MIAMI – The City of Miami's 2016/2017 Fiscal Year Audit report was presented to the Miami City Council by Andy Cromer with Arledge & Associates, an Edmund auditing firm.
“I want to show my appreciation to the firm and our Finance Staff for ensuring we are being good stewards of public funds,” Miami City Manager Dean Kruithof said later.
Highlights of the report for the fiscal year ending June 30, 2017, saw the City's total net position decreased by $9,578,183 or 25 percent from the prior year. This number is an indicator, or one way of measuring the City's financial health, according to Cromer.
For the City of Miami, assets and deferred outflows exceeded liabilities and deferred inflows by $28,698,474 at the close of the most recent fiscal year.
This same fiscal year business-type activities, such as utilities, program revenues exceeded expenses by $4 million.
“That seems to be doing very well and the rates seem to be generating sufficient capital,” Cromer said.
For budgetary reporting purposes, the General Fund reported revenues above estimates of $96,579 or 1.3 percent, while expenditures were under the final appropriations by $895,618 or 9 percent. The City issued $19,375,000 of the 2016 Sales Tax Refunding Revenue Bonds which were used to refinance the 2010 Sales Tax Revenue Bonds for street improvements and the 2013 Bond Anticipation Note for sports complex improvements.
During this fiscal year, the City expended $22.4 million for governmental activities and were funded by program revenues of $1.5 million, and $11.4 million in taxes and other general revenues.
Significant changes occurred with an increase of $1.3 million, or 89 percent, due to changes in pension elements, increases of $12.3 or 74 percent due to issuance of debt to refinance other outstanding debt and pay off debt of a discretely presented component unit, or legally separate organizations for which the City of Miami is financially accountable.
The General Fund includes about two months worth of fund balance compared to revenues, without inclusion of the Rainy Day Fund.
“I think the general idea is to have three to six months and is a great place to be so, you're very close to that, so I don’t think that's a concern and especially with your Rainy Day Fund,” Cromer said.
Comer explained that required supplemental information was required of the City of Miami to implement new accounting changes issued by standards set for accounting for police and fire pensions to stay on insurance by paying a subsidized rate.
In other business, a new ordinance was enacted at the last City Council meeting to require a majority vote of the entire Miami City Council to remove any funding from the City's Rainy Day Fund.

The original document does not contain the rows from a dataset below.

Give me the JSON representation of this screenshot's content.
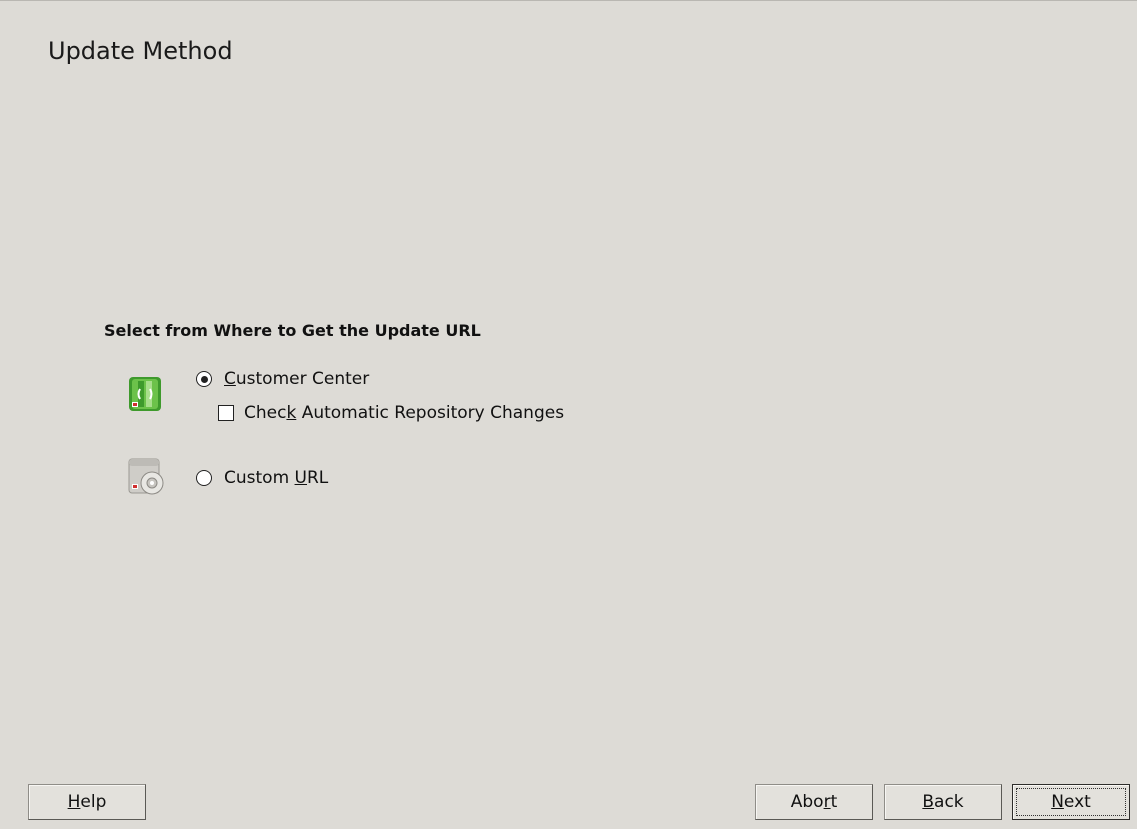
{
  "window": {
    "title": "Update Method"
  },
  "section": {
    "heading": "Select from Where to Get the Update URL"
  },
  "options": {
    "customer_center": {
      "pre": "",
      "key": "C",
      "post": "ustomer Center",
      "selected": true,
      "icon": "customer-center-icon"
    },
    "auto_repo": {
      "pre": "Chec",
      "key": "k",
      "post": " Automatic Repository Changes",
      "checked": false
    },
    "custom_url": {
      "pre": "Custom ",
      "key": "U",
      "post": "RL",
      "selected": false,
      "icon": "custom-url-icon"
    }
  },
  "buttons": {
    "help": {
      "pre": "",
      "key": "H",
      "post": "elp"
    },
    "abort": {
      "pre": "Abo",
      "key": "r",
      "post": "t"
    },
    "back": {
      "pre": "",
      "key": "B",
      "post": "ack"
    },
    "next": {
      "pre": "",
      "key": "N",
      "post": "ext"
    }
  },
  "colors": {
    "background": "#dddbd6",
    "icon_green": "#4aa636"
  }
}
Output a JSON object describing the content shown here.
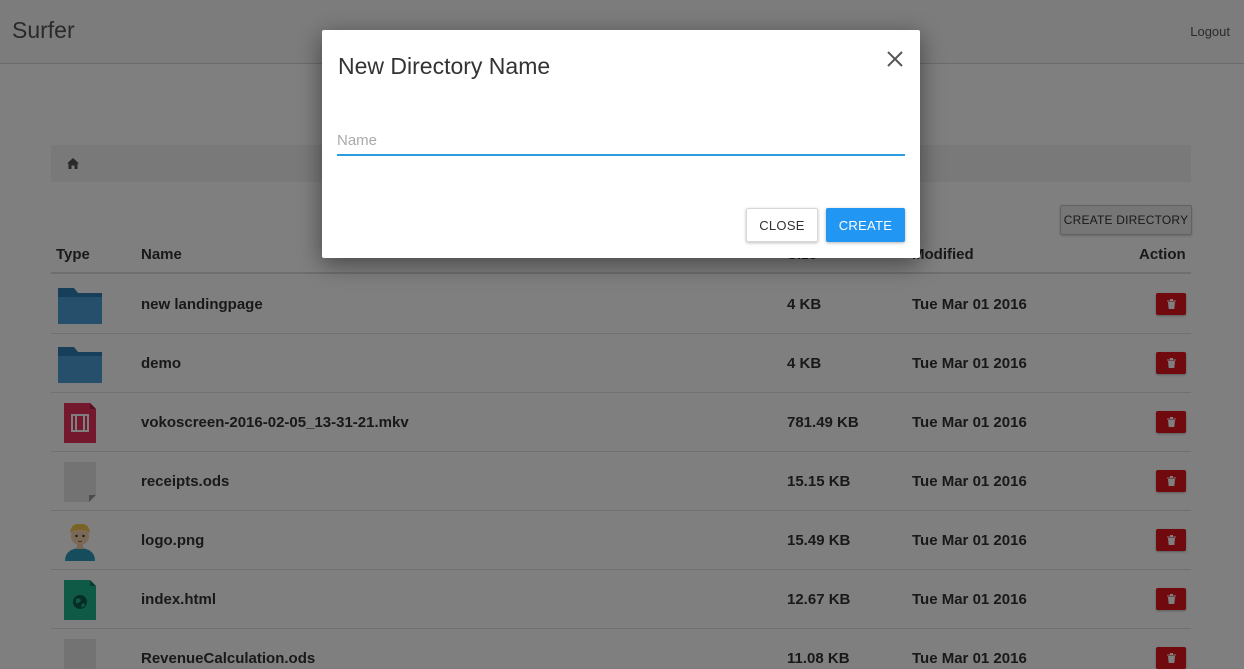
{
  "app": {
    "brand": "Surfer",
    "logout_label": "Logout"
  },
  "toolbar": {
    "create_directory_label": "CREATE DIRECTORY"
  },
  "table": {
    "headers": {
      "type": "Type",
      "name": "Name",
      "size": "Size",
      "modified": "Modified",
      "action": "Action"
    },
    "rows": [
      {
        "type_icon": "folder-icon",
        "name": "new landingpage",
        "size": "4 KB",
        "modified": "Tue Mar 01 2016"
      },
      {
        "type_icon": "folder-icon",
        "name": "demo",
        "size": "4 KB",
        "modified": "Tue Mar 01 2016"
      },
      {
        "type_icon": "video-file-icon",
        "name": "vokoscreen-2016-02-05_13-31-21.mkv",
        "size": "781.49 KB",
        "modified": "Tue Mar 01 2016"
      },
      {
        "type_icon": "generic-file-icon",
        "name": "receipts.ods",
        "size": "15.15 KB",
        "modified": "Tue Mar 01 2016"
      },
      {
        "type_icon": "image-thumbnail-icon",
        "name": "logo.png",
        "size": "15.49 KB",
        "modified": "Tue Mar 01 2016"
      },
      {
        "type_icon": "html-file-icon",
        "name": "index.html",
        "size": "12.67 KB",
        "modified": "Tue Mar 01 2016"
      },
      {
        "type_icon": "generic-file-icon",
        "name": "RevenueCalculation.ods",
        "size": "11.08 KB",
        "modified": "Tue Mar 01 2016"
      }
    ]
  },
  "modal": {
    "title": "New Directory Name",
    "input_placeholder": "Name",
    "input_value": "",
    "close_label": "CLOSE",
    "create_label": "CREATE"
  },
  "colors": {
    "accent": "#2196f3",
    "danger": "#e0141e",
    "folder": "#3e8fc4",
    "video": "#d8304d",
    "html": "#1a9a7a"
  }
}
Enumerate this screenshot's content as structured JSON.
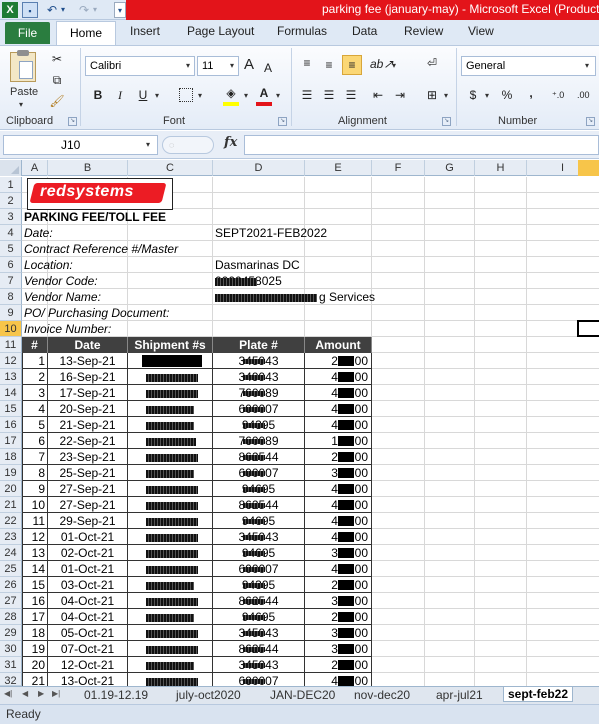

This amendment to the ordinance eliminated any uncertainty that monies could be moved with a simple majority of council members present at any given meeting
A work order, not to exceed $14,000, was approved for Olsson Engineering to design an appropriate stormwater culvert crossing and bridge to be located between Joe Pollock and the future Splashpad site.
The plan would also create a design for an access bridge over the storm drainage using a box culvert and accessing the park from the Public Works building for maintenance and safety using the best and most cost-effective option.
The work order is also to design a storm drainage ditch to the south of the Splashpad site and bridge for public access to parking lots at Joe Pollock Field.